The children CASA serves have been removed from their homes, at least temporarily, for reasons of safety. It is tragically the case that many children have been removed from one unsafe situation and placed in another situation that is unsafe or inappropriate. While it is the primary responsibility of the Department of Children and Family Services to ensure that the child is now living in a safe place, this task is of such importance that one of the first responsibilities of a CASA volunteer is to confirm that the child is safe.
Upon being appointed to a child by a Dependency Court judge, CASA volunteer advocates investigate any educational, physical and mental health challenges in the child’s environment by:
- Identifying whether there are urgent concerns in the home, and helping the child achieve safety through outside services;
- Meeting with the adults in the child’s life, including parents, teachers, lawyers and social workers to make sure that the child is not only living and participating in safe environments, but that the child is receiving appropriate medical and mental health care; and
- Ensuring that the child has the basics—clothes, school supplies and most importantly, the attention and care they need to thrive.
The Administration for Children and Families has found that, “Abuse and/or neglect can derail a child’s normal development, disrupt critical attachments, and impair social and emotional functioning.” However, the presence or absence of protective factors, such as an ongoing relationship with a committed adult working on behalf of the child, can greatly affect a child’s development, and can determine how long and how significant the impacts of that trauma might be. This enables children not only to better recover from previous traumas, but also to experience greater resiliency in their present circumstances.

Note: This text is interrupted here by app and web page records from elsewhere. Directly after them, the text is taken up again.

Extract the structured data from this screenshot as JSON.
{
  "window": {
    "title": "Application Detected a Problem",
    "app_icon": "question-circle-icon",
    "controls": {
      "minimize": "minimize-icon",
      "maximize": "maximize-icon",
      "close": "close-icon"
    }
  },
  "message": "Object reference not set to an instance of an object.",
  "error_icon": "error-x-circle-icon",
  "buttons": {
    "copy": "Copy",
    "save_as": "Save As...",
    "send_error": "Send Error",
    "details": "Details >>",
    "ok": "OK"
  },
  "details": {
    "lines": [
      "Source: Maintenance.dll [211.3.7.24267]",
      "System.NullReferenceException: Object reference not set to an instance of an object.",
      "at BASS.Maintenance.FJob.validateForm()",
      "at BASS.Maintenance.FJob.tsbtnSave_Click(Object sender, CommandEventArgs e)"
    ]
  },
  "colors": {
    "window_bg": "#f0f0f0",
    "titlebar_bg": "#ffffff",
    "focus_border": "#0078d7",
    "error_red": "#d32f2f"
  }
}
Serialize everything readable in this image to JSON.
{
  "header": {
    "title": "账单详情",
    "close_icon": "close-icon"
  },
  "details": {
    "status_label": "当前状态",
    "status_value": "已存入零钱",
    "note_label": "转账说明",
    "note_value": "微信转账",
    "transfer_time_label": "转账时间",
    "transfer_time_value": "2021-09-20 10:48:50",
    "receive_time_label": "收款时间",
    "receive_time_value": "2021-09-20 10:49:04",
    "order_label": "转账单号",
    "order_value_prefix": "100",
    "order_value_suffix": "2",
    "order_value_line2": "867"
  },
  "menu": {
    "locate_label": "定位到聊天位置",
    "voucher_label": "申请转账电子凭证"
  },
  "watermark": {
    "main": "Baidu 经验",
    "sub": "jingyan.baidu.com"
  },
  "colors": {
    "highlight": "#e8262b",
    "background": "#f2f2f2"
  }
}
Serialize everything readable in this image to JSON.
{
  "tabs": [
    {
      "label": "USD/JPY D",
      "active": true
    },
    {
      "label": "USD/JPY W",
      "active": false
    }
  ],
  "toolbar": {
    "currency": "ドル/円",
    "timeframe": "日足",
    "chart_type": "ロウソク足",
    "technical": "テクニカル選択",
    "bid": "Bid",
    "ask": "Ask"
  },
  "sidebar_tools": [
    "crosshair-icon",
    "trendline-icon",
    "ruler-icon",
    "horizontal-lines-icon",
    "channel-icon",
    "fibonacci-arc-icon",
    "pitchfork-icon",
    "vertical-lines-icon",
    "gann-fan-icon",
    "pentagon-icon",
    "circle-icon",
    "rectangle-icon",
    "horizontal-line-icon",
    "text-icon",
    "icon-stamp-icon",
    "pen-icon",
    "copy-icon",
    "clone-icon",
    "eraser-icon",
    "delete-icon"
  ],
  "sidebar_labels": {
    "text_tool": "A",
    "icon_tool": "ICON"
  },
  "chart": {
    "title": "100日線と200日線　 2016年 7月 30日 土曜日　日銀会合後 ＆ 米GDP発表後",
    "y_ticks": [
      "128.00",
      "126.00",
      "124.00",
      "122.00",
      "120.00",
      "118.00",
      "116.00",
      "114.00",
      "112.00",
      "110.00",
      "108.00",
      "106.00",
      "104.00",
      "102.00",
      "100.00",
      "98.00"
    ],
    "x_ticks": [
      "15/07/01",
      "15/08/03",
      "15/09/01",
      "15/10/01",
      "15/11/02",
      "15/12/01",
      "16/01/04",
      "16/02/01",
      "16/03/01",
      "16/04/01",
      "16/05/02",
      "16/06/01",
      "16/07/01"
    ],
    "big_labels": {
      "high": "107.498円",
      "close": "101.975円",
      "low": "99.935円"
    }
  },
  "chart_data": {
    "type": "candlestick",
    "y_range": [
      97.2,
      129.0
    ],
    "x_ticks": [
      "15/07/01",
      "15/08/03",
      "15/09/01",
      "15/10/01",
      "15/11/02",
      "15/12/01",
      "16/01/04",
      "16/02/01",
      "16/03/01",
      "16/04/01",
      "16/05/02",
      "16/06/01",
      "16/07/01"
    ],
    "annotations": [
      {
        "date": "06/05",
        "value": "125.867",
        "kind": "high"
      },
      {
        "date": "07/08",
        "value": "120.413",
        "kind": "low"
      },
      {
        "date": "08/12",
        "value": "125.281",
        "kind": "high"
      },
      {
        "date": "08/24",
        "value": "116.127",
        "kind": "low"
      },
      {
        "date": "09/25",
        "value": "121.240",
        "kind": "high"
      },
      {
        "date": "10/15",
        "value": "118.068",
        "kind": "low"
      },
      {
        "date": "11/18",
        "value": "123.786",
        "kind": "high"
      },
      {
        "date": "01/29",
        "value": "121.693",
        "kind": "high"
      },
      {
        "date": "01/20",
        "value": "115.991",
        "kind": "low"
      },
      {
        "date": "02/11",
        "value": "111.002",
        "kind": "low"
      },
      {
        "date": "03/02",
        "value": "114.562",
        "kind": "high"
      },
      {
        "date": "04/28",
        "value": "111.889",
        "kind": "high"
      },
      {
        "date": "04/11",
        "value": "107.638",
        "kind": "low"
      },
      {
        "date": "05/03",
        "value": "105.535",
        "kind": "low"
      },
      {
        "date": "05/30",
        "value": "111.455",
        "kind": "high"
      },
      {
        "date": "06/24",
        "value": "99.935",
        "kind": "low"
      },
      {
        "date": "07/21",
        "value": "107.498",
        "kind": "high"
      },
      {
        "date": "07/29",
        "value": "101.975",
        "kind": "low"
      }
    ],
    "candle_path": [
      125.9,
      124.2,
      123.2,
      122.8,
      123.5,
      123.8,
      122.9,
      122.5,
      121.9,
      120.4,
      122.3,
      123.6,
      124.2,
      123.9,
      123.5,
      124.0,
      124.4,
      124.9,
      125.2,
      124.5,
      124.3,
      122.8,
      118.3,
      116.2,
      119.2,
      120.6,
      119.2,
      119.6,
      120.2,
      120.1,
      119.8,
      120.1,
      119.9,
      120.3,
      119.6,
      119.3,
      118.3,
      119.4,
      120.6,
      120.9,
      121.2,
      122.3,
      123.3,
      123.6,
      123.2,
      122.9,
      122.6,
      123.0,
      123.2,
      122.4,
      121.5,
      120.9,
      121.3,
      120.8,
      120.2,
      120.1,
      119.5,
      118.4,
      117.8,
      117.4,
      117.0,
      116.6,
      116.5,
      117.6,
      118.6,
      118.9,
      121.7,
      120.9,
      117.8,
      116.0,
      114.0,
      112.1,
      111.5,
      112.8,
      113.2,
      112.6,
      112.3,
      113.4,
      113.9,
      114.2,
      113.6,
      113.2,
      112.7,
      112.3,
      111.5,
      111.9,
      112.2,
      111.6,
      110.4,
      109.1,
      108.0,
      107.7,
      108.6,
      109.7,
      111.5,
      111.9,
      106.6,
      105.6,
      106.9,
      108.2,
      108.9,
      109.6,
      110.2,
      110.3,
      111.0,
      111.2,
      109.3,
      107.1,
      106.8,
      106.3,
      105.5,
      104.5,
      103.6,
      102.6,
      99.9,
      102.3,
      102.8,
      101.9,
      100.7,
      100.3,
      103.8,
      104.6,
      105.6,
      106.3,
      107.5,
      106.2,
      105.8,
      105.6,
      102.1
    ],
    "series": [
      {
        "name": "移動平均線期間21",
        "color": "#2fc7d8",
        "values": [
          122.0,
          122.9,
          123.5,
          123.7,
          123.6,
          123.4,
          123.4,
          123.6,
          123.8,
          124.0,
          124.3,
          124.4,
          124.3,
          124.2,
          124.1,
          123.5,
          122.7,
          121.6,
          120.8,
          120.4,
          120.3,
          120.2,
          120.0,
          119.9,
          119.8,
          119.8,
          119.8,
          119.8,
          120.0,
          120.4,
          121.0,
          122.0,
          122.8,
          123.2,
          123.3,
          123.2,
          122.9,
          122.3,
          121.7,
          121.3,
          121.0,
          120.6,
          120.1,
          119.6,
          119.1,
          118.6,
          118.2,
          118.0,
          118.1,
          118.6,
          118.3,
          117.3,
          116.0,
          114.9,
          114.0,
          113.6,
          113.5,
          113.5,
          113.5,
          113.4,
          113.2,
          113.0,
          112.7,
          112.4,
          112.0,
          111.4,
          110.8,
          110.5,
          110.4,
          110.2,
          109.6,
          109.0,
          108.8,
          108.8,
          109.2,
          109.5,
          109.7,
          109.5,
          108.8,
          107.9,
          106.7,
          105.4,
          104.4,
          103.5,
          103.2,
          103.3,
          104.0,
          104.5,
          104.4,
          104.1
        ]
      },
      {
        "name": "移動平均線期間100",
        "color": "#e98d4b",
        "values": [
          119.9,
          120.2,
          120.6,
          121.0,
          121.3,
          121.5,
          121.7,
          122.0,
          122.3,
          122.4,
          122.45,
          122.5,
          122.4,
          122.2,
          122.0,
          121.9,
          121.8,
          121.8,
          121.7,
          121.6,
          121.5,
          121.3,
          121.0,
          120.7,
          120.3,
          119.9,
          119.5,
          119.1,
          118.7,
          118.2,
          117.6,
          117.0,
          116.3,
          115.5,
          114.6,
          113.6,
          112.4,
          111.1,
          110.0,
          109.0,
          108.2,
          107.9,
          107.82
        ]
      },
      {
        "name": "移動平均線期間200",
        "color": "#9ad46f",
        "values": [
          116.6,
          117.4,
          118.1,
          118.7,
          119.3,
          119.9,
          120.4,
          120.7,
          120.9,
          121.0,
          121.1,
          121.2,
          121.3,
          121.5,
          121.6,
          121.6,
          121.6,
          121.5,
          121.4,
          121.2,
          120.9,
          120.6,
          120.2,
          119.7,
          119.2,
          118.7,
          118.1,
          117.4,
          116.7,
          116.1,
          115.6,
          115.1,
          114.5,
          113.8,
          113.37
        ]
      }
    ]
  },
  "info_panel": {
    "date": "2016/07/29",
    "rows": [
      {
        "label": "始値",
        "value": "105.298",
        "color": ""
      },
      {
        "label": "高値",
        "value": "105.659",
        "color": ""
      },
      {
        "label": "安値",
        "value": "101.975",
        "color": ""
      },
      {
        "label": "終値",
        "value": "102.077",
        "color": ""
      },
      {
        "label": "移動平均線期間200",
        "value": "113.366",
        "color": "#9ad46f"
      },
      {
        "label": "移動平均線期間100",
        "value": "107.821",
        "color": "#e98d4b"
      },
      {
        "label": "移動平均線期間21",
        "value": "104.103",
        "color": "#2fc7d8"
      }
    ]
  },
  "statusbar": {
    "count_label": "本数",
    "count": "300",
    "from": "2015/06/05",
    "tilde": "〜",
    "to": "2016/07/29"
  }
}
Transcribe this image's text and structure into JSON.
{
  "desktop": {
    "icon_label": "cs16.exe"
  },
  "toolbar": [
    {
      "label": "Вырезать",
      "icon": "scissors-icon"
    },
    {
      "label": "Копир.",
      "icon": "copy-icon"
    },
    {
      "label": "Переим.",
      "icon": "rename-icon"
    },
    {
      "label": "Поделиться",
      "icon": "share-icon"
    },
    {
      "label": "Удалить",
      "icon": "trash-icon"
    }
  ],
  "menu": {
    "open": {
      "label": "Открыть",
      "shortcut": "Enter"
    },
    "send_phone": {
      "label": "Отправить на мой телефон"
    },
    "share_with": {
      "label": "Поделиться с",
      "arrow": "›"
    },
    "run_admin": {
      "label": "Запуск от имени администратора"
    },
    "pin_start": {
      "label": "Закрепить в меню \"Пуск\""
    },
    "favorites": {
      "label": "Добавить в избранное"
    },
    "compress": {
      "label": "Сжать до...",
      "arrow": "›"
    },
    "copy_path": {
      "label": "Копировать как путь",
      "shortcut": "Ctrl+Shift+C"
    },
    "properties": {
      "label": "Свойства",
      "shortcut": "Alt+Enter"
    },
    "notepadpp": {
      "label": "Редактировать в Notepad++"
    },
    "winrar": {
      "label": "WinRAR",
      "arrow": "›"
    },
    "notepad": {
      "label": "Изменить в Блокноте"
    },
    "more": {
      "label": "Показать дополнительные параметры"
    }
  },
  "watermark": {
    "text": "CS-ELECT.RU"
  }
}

For CASA Maureen Wharton, advocating on behalf of Shauna meant understanding that in order to avoid being sexually exploited, she needed to be moved far away from Los Angeles for her own safety, and Maureen and an attorney found an appropriate residential facility out of state for her.